As they ascended the steps Daniel Lane cast a pair of searching blue eyes upon the resplendent figure of the girl in the chair. In the sheen of the moon her dress, of flimsy material, seemed to array her as it were in a mist; and the diamonds about her throat and in her hair--for she was wearing family jewels--gleamed like magic points of light.
"Got a party on?" he asked, with somewhat disconcerting directness.
"A dance," Rupert Helsingham replied, stiffly, "in honour of Lady Muriel's arrival. But let me introduce you."
He turned to the girl, and effected the introduction. "Mr. Lane," he said, "is one of your father's most trusted friends. I don't know what we should do sometimes without his counsel and advice. He knows the native mind inside out."
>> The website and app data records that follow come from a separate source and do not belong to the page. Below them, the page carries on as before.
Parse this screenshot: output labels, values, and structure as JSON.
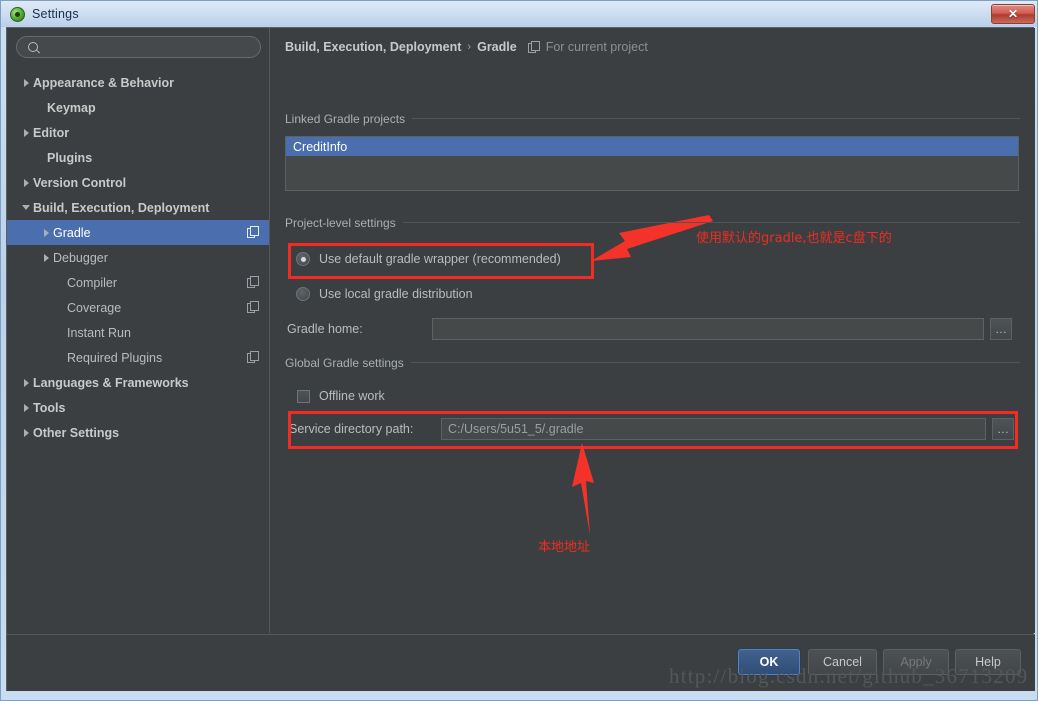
{
  "window": {
    "title": "Settings",
    "app_icon": "android-studio-icon",
    "close_label": "✕"
  },
  "sidebar": {
    "search": {
      "value": "",
      "placeholder": "",
      "icon": "search-icon"
    },
    "items": [
      {
        "label": "Appearance & Behavior",
        "indent": 12,
        "twisty": "right",
        "bold": true,
        "selected": false,
        "project_icon": false
      },
      {
        "label": "Keymap",
        "indent": 26,
        "twisty": "none",
        "bold": true,
        "selected": false,
        "project_icon": false
      },
      {
        "label": "Editor",
        "indent": 12,
        "twisty": "right",
        "bold": true,
        "selected": false,
        "project_icon": false
      },
      {
        "label": "Plugins",
        "indent": 26,
        "twisty": "none",
        "bold": true,
        "selected": false,
        "project_icon": false
      },
      {
        "label": "Version Control",
        "indent": 12,
        "twisty": "right",
        "bold": true,
        "selected": false,
        "project_icon": false
      },
      {
        "label": "Build, Execution, Deployment",
        "indent": 12,
        "twisty": "down",
        "bold": true,
        "selected": false,
        "project_icon": false
      },
      {
        "label": "Gradle",
        "indent": 32,
        "twisty": "right",
        "bold": false,
        "selected": true,
        "project_icon": true
      },
      {
        "label": "Debugger",
        "indent": 32,
        "twisty": "right",
        "bold": false,
        "selected": false,
        "project_icon": false
      },
      {
        "label": "Compiler",
        "indent": 46,
        "twisty": "none",
        "bold": false,
        "selected": false,
        "project_icon": true
      },
      {
        "label": "Coverage",
        "indent": 46,
        "twisty": "none",
        "bold": false,
        "selected": false,
        "project_icon": true
      },
      {
        "label": "Instant Run",
        "indent": 46,
        "twisty": "none",
        "bold": false,
        "selected": false,
        "project_icon": false
      },
      {
        "label": "Required Plugins",
        "indent": 46,
        "twisty": "none",
        "bold": false,
        "selected": false,
        "project_icon": true
      },
      {
        "label": "Languages & Frameworks",
        "indent": 12,
        "twisty": "right",
        "bold": true,
        "selected": false,
        "project_icon": false
      },
      {
        "label": "Tools",
        "indent": 12,
        "twisty": "right",
        "bold": true,
        "selected": false,
        "project_icon": false
      },
      {
        "label": "Other Settings",
        "indent": 12,
        "twisty": "right",
        "bold": true,
        "selected": false,
        "project_icon": false
      }
    ]
  },
  "content": {
    "breadcrumb": {
      "parent": "Build, Execution, Deployment",
      "separator": "›",
      "leaf": "Gradle",
      "scope_icon": "project-scope-icon",
      "scope_note": "For current project"
    },
    "linked_projects": {
      "group_title": "Linked Gradle projects",
      "items": [
        "CreditInfo"
      ]
    },
    "project_level": {
      "group_title": "Project-level settings",
      "radio_default_wrapper": "Use default gradle wrapper (recommended)",
      "radio_local_distribution": "Use local gradle distribution",
      "selected_radio": "default_wrapper",
      "gradle_home_label": "Gradle home:",
      "gradle_home_value": "",
      "browse_label": "…"
    },
    "global_settings": {
      "group_title": "Global Gradle settings",
      "offline_work_label": "Offline work",
      "offline_work_checked": false,
      "service_dir_label": "Service directory path:",
      "service_dir_value": "C:/Users/5u51_5/.gradle",
      "browse_label": "…"
    }
  },
  "annotations": {
    "color": "#ef2c22",
    "note_top": "使用默认的gradle,也就是c盘下的",
    "note_bottom": "本地地址"
  },
  "buttons": {
    "ok": "OK",
    "cancel": "Cancel",
    "apply": "Apply",
    "help": "Help"
  },
  "watermark": "http://blog.csdn.net/github_36713209"
}
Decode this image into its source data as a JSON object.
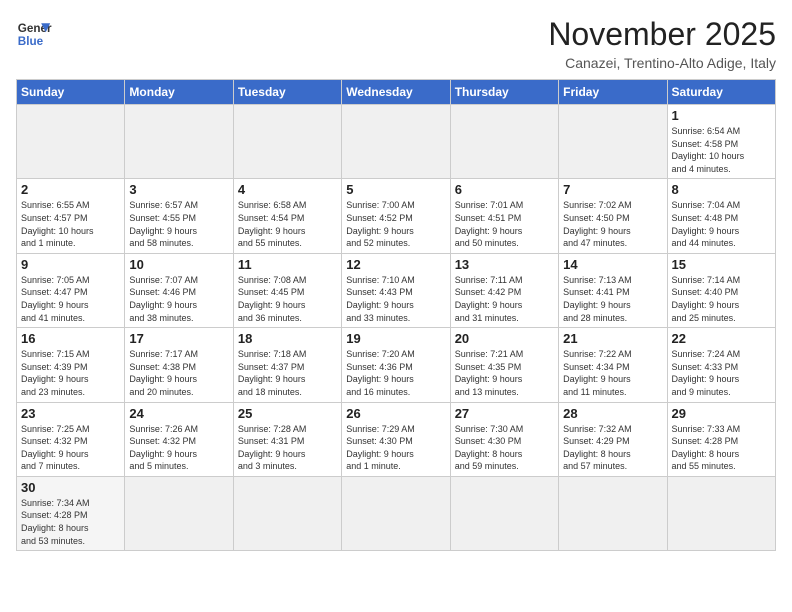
{
  "logo": {
    "line1": "General",
    "line2": "Blue"
  },
  "title": "November 2025",
  "subtitle": "Canazei, Trentino-Alto Adige, Italy",
  "weekdays": [
    "Sunday",
    "Monday",
    "Tuesday",
    "Wednesday",
    "Thursday",
    "Friday",
    "Saturday"
  ],
  "weeks": [
    [
      {
        "day": "",
        "info": ""
      },
      {
        "day": "",
        "info": ""
      },
      {
        "day": "",
        "info": ""
      },
      {
        "day": "",
        "info": ""
      },
      {
        "day": "",
        "info": ""
      },
      {
        "day": "",
        "info": ""
      },
      {
        "day": "1",
        "info": "Sunrise: 6:54 AM\nSunset: 4:58 PM\nDaylight: 10 hours\nand 4 minutes."
      }
    ],
    [
      {
        "day": "2",
        "info": "Sunrise: 6:55 AM\nSunset: 4:57 PM\nDaylight: 10 hours\nand 1 minute."
      },
      {
        "day": "3",
        "info": "Sunrise: 6:57 AM\nSunset: 4:55 PM\nDaylight: 9 hours\nand 58 minutes."
      },
      {
        "day": "4",
        "info": "Sunrise: 6:58 AM\nSunset: 4:54 PM\nDaylight: 9 hours\nand 55 minutes."
      },
      {
        "day": "5",
        "info": "Sunrise: 7:00 AM\nSunset: 4:52 PM\nDaylight: 9 hours\nand 52 minutes."
      },
      {
        "day": "6",
        "info": "Sunrise: 7:01 AM\nSunset: 4:51 PM\nDaylight: 9 hours\nand 50 minutes."
      },
      {
        "day": "7",
        "info": "Sunrise: 7:02 AM\nSunset: 4:50 PM\nDaylight: 9 hours\nand 47 minutes."
      },
      {
        "day": "8",
        "info": "Sunrise: 7:04 AM\nSunset: 4:48 PM\nDaylight: 9 hours\nand 44 minutes."
      }
    ],
    [
      {
        "day": "9",
        "info": "Sunrise: 7:05 AM\nSunset: 4:47 PM\nDaylight: 9 hours\nand 41 minutes."
      },
      {
        "day": "10",
        "info": "Sunrise: 7:07 AM\nSunset: 4:46 PM\nDaylight: 9 hours\nand 38 minutes."
      },
      {
        "day": "11",
        "info": "Sunrise: 7:08 AM\nSunset: 4:45 PM\nDaylight: 9 hours\nand 36 minutes."
      },
      {
        "day": "12",
        "info": "Sunrise: 7:10 AM\nSunset: 4:43 PM\nDaylight: 9 hours\nand 33 minutes."
      },
      {
        "day": "13",
        "info": "Sunrise: 7:11 AM\nSunset: 4:42 PM\nDaylight: 9 hours\nand 31 minutes."
      },
      {
        "day": "14",
        "info": "Sunrise: 7:13 AM\nSunset: 4:41 PM\nDaylight: 9 hours\nand 28 minutes."
      },
      {
        "day": "15",
        "info": "Sunrise: 7:14 AM\nSunset: 4:40 PM\nDaylight: 9 hours\nand 25 minutes."
      }
    ],
    [
      {
        "day": "16",
        "info": "Sunrise: 7:15 AM\nSunset: 4:39 PM\nDaylight: 9 hours\nand 23 minutes."
      },
      {
        "day": "17",
        "info": "Sunrise: 7:17 AM\nSunset: 4:38 PM\nDaylight: 9 hours\nand 20 minutes."
      },
      {
        "day": "18",
        "info": "Sunrise: 7:18 AM\nSunset: 4:37 PM\nDaylight: 9 hours\nand 18 minutes."
      },
      {
        "day": "19",
        "info": "Sunrise: 7:20 AM\nSunset: 4:36 PM\nDaylight: 9 hours\nand 16 minutes."
      },
      {
        "day": "20",
        "info": "Sunrise: 7:21 AM\nSunset: 4:35 PM\nDaylight: 9 hours\nand 13 minutes."
      },
      {
        "day": "21",
        "info": "Sunrise: 7:22 AM\nSunset: 4:34 PM\nDaylight: 9 hours\nand 11 minutes."
      },
      {
        "day": "22",
        "info": "Sunrise: 7:24 AM\nSunset: 4:33 PM\nDaylight: 9 hours\nand 9 minutes."
      }
    ],
    [
      {
        "day": "23",
        "info": "Sunrise: 7:25 AM\nSunset: 4:32 PM\nDaylight: 9 hours\nand 7 minutes."
      },
      {
        "day": "24",
        "info": "Sunrise: 7:26 AM\nSunset: 4:32 PM\nDaylight: 9 hours\nand 5 minutes."
      },
      {
        "day": "25",
        "info": "Sunrise: 7:28 AM\nSunset: 4:31 PM\nDaylight: 9 hours\nand 3 minutes."
      },
      {
        "day": "26",
        "info": "Sunrise: 7:29 AM\nSunset: 4:30 PM\nDaylight: 9 hours\nand 1 minute."
      },
      {
        "day": "27",
        "info": "Sunrise: 7:30 AM\nSunset: 4:30 PM\nDaylight: 8 hours\nand 59 minutes."
      },
      {
        "day": "28",
        "info": "Sunrise: 7:32 AM\nSunset: 4:29 PM\nDaylight: 8 hours\nand 57 minutes."
      },
      {
        "day": "29",
        "info": "Sunrise: 7:33 AM\nSunset: 4:28 PM\nDaylight: 8 hours\nand 55 minutes."
      }
    ],
    [
      {
        "day": "30",
        "info": "Sunrise: 7:34 AM\nSunset: 4:28 PM\nDaylight: 8 hours\nand 53 minutes."
      },
      {
        "day": "",
        "info": ""
      },
      {
        "day": "",
        "info": ""
      },
      {
        "day": "",
        "info": ""
      },
      {
        "day": "",
        "info": ""
      },
      {
        "day": "",
        "info": ""
      },
      {
        "day": "",
        "info": ""
      }
    ]
  ]
}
Now that the man had removed his hat, Lady Muriel felt sure that she had seen him before, but where, she could not recall. The face was unforgettable. The broad forehead from which the rough mud-coloured hair was thrown back